* WHAT NEEDS TO BE DONE:
Copy each line of the entries beneath that contains the word "illustration".
*** Opening of INPUT DATA ***
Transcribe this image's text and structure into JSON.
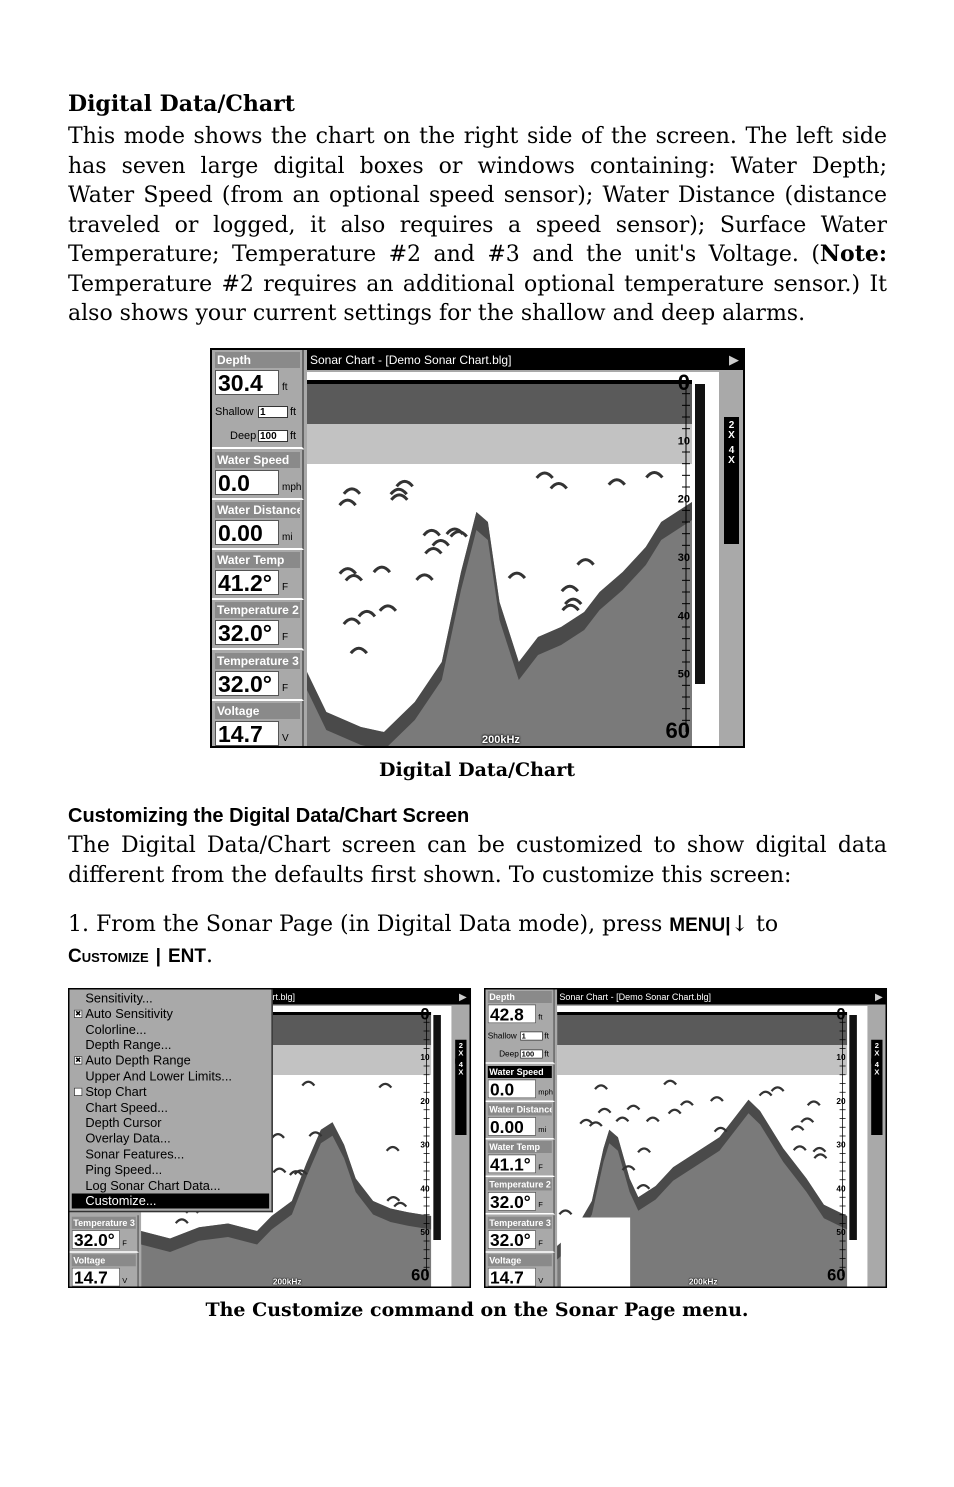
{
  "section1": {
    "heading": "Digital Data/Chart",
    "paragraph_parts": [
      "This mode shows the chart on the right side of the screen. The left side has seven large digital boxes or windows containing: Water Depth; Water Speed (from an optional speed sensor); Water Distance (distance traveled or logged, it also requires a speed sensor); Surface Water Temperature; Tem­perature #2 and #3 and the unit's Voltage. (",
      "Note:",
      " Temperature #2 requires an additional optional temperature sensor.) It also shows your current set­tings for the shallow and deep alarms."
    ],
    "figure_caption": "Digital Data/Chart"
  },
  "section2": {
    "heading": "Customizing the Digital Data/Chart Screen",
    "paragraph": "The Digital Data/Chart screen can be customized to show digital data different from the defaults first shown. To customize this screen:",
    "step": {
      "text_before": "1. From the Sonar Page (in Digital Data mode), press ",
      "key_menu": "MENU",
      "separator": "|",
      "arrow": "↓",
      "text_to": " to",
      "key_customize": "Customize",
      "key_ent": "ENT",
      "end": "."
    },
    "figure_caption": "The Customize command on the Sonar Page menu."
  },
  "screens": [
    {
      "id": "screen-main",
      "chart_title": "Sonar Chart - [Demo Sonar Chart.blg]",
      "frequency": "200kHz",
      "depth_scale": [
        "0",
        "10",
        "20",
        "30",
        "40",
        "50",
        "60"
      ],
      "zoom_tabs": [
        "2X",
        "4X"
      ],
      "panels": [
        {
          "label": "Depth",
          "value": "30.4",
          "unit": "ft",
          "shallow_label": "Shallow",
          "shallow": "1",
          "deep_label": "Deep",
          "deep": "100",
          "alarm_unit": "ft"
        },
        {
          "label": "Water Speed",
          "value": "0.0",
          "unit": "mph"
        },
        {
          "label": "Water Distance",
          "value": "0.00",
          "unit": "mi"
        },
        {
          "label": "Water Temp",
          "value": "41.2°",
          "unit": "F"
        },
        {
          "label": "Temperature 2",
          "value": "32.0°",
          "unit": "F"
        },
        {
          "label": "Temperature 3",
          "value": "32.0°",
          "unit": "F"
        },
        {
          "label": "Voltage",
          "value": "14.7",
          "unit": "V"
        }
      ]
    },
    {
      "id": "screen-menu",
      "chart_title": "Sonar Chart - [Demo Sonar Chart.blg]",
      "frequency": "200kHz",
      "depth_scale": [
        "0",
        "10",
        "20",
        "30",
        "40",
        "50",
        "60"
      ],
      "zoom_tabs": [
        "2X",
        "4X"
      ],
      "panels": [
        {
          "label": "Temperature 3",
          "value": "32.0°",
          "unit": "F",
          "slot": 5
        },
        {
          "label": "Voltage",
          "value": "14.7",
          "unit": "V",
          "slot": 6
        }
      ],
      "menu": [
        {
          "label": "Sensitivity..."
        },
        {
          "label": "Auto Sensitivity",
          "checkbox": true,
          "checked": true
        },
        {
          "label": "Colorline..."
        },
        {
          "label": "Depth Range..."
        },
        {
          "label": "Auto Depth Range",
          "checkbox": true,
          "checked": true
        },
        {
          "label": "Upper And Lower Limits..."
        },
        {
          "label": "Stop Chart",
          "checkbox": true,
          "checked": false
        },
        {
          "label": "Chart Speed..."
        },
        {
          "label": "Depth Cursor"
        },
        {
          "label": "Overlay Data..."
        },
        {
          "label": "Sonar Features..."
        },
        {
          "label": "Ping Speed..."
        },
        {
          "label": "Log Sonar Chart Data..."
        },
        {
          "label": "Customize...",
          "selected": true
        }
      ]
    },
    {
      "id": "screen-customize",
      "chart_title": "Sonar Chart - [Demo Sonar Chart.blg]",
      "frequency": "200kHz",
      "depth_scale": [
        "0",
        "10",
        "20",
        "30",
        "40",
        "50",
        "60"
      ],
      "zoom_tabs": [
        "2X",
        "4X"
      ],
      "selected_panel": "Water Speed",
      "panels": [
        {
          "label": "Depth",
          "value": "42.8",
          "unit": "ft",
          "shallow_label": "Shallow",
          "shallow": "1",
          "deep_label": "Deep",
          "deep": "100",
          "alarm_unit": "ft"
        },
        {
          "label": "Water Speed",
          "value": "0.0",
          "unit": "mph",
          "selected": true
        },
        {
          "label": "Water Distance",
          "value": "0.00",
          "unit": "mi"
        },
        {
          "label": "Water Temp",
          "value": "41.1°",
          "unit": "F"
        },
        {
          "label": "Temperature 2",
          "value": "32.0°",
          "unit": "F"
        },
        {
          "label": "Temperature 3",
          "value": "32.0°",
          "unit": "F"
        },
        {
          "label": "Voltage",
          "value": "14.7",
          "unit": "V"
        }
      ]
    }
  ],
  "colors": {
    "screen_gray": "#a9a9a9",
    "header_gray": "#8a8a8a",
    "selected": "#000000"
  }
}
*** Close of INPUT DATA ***
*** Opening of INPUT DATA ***
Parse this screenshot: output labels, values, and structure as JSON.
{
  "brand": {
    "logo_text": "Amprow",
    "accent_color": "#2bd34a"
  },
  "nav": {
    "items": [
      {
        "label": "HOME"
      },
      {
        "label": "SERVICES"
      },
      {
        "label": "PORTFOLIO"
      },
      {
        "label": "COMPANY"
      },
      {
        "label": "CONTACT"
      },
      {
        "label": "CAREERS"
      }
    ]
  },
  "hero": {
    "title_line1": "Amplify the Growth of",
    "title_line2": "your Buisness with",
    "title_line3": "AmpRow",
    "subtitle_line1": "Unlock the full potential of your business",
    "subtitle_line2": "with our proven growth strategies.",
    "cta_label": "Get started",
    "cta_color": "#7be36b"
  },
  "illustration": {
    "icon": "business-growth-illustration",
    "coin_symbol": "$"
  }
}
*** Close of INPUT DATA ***
* COMPLETED TASK:
  "illustration": {
    "icon": "business-growth-illustration",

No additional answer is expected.